The climate of the Goolwa to Wellington LAP area is strongly influenced by topography and the ameliorating effects of the ocean.

Rainfall ranges from 900mm in the Mount Lofty Ranges along the western edge of the Goolwa to Wellington LAP area and tapers off to 500mm on the eastern flanks of the Ranges. Rainfall on the plains to the east of the ranges declines to approximately 350mm at the Murray River near Wellington.

The northern side of Lakes Alexandrina and Albert is in the rain shadow of the Mount Lofty Ranges and receives in the order of 400mm annual average rainfall. The southern part of Lakes Alexandrina and Albert receive higher rainfall due to the influence of coastal weather patterns.

The weather is usually more moderate in the hills and near the coast, with temperatures frequently 5 to 10 degrees cooler than those in Adelaide. Frosts are common throughout the hills in the winter and early spring. Frosts are rare at the coast but occur on the plains.

The most pronounced features of the LAP area are the hills, plains, lakes and coastline.

The Mount Lofty Ranges to the west of Lake Alexandrina are over 350m above sea level and rise to 517m at Mount Barker. The hills have steep slopes and broad, flat valleys. The valleys typically have shallow to moderately deep acid-neutral, loamy sands to clay loams (with clay subsoils over basement rock) or acid-neutral sands over clay subsoils.

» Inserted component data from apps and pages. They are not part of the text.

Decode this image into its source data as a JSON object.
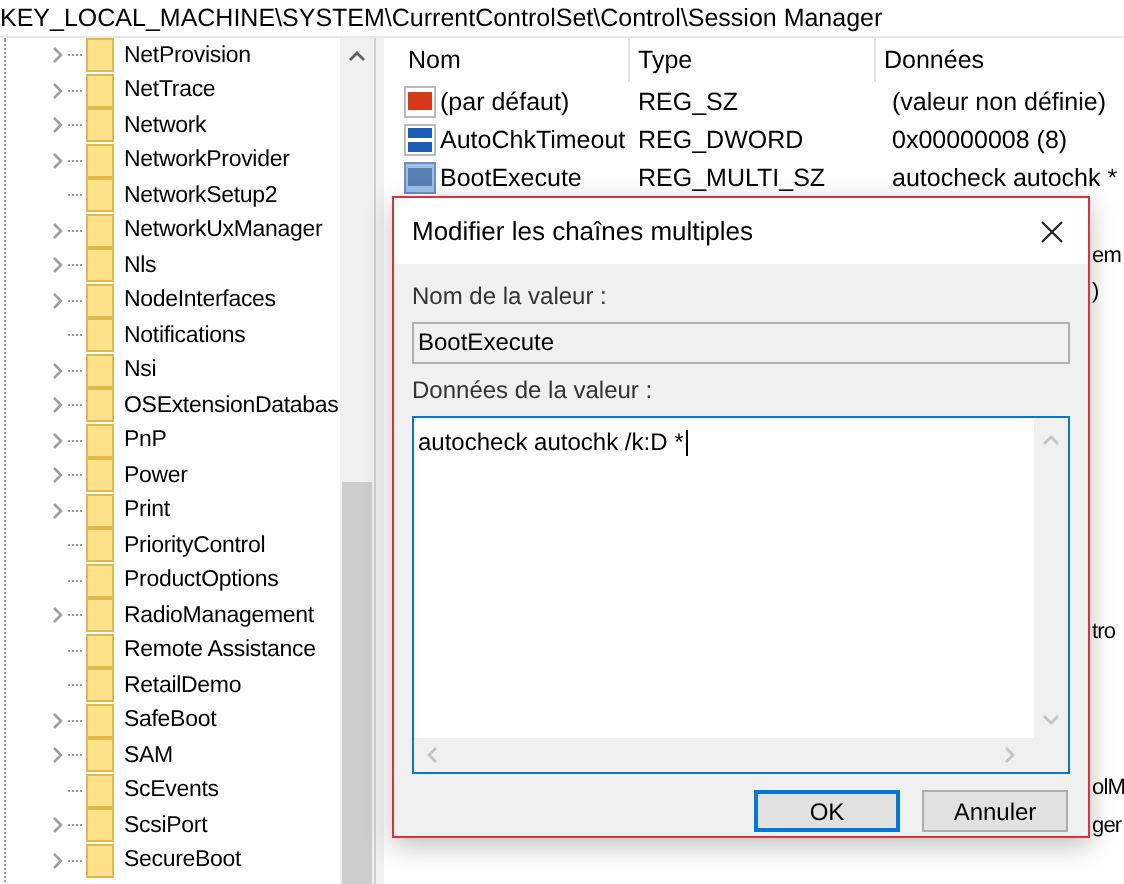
{
  "path_bar": {
    "text": "KEY_LOCAL_MACHINE\\SYSTEM\\CurrentControlSet\\Control\\Session Manager"
  },
  "tree": {
    "items": [
      {
        "label": "NetProvision",
        "expandable": true
      },
      {
        "label": "NetTrace",
        "expandable": true
      },
      {
        "label": "Network",
        "expandable": true
      },
      {
        "label": "NetworkProvider",
        "expandable": true
      },
      {
        "label": "NetworkSetup2",
        "expandable": false
      },
      {
        "label": "NetworkUxManager",
        "expandable": true
      },
      {
        "label": "Nls",
        "expandable": true
      },
      {
        "label": "NodeInterfaces",
        "expandable": true
      },
      {
        "label": "Notifications",
        "expandable": false
      },
      {
        "label": "Nsi",
        "expandable": true
      },
      {
        "label": "OSExtensionDatabas",
        "expandable": true
      },
      {
        "label": "PnP",
        "expandable": true
      },
      {
        "label": "Power",
        "expandable": true
      },
      {
        "label": "Print",
        "expandable": true
      },
      {
        "label": "PriorityControl",
        "expandable": false
      },
      {
        "label": "ProductOptions",
        "expandable": false
      },
      {
        "label": "RadioManagement",
        "expandable": true
      },
      {
        "label": "Remote Assistance",
        "expandable": false
      },
      {
        "label": "RetailDemo",
        "expandable": false
      },
      {
        "label": "SafeBoot",
        "expandable": true
      },
      {
        "label": "SAM",
        "expandable": true
      },
      {
        "label": "ScEvents",
        "expandable": false
      },
      {
        "label": "ScsiPort",
        "expandable": true
      },
      {
        "label": "SecureBoot",
        "expandable": true
      }
    ]
  },
  "values": {
    "columns": [
      "Nom",
      "Type",
      "Données"
    ],
    "rows": [
      {
        "kind": "string",
        "name": "(par défaut)",
        "type": "REG_SZ",
        "data": "(valeur non définie)"
      },
      {
        "kind": "binary",
        "name": "AutoChkTimeout",
        "type": "REG_DWORD",
        "data": "0x00000008 (8)"
      },
      {
        "kind": "multi",
        "name": "BootExecute",
        "type": "REG_MULTI_SZ",
        "data": "autocheck autochk *"
      }
    ],
    "hidden_fragments": [
      "em",
      ")",
      "tro",
      "olM",
      "ger"
    ]
  },
  "dialog": {
    "title": "Modifier les chaînes multiples",
    "name_label": "Nom de la valeur :",
    "name_value": "BootExecute",
    "data_label": "Données de la valeur :",
    "data_value": "autocheck autochk /k:D *",
    "buttons": [
      {
        "label": "OK",
        "default": true
      },
      {
        "label": "Annuler",
        "default": false
      }
    ]
  }
}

The plains to the east of the ranges and around the lakes slope from the base of the hills to the River Murray, Lakes Alexandrina and Albert and the sea. The eastern plains drop from 75-100m elevation above sea level to sea level and are quite flat over most of the area. Their surface is often made up of wind blown sand deposits.

Soils on the plains are generally sand or loams over clay becoming calcareous at depth, red to dark soils with clay at depth, or calcareous soils with shallow carbonate layers. South-east to north-west trending dunes of white, red or brown sand, overlay parts of the eastern plains. They are often low in fertility and non-wetting in nature. There are areas of deep loams and clay surface soils associated with the Angas-Bremer River systems near Langhorne Creek.

The area between Boggy Lake and Wellington is very low lying with portions inundated by the 1956 River Murray flood. Shallow water tables and the area’s soils contribute to its natural salinity with much of this area serving as a regional groundwater discharge area.

The lakeshores and Hindmarsh and Mundoo Islands form the third major feature of the topography. The shorelines are often high in silt and clay content and are integral to the region’s environmental importance, attracting a wide range of local and migratory aquatic birds.

The Sir Richard Peninsula on the western side of the Murray Mouth, like Younghusband Peninsula on the eastern side of the Murray Mouth, is an extensive coastal sand dune formation.

The nature of the major geological units dictates the availability and nature of groundwater supplies. In the hills, aquifers in fractured rock formations have variable yields and quantities, depending on soils and rock type and the degree of fracturing, topography and climate.

Around Mount Compass sandy glacial deposits contain a considerable volume of water. The exact relationship between recharge, water use for irrigation and surface water flows in this area is unknown.

On the plains, the Mannum Formation in the Murray Group Limestone serves as an aquifer and has provided water for the Langhorne Creek area where it has been used to irrigate vines, fruit trees, lucerne and vegetables.

A weak confining group generally caps the Murray Group, although it is ineffective to the south closer to Lake Alexandrina. The confined aquifer recharges along the escarpment and riverbeds, keeping salinities low, whilst further away from recharge areas salinities can be quite high. An overlying unconfined aquifer is generally saline with variable salinity levels.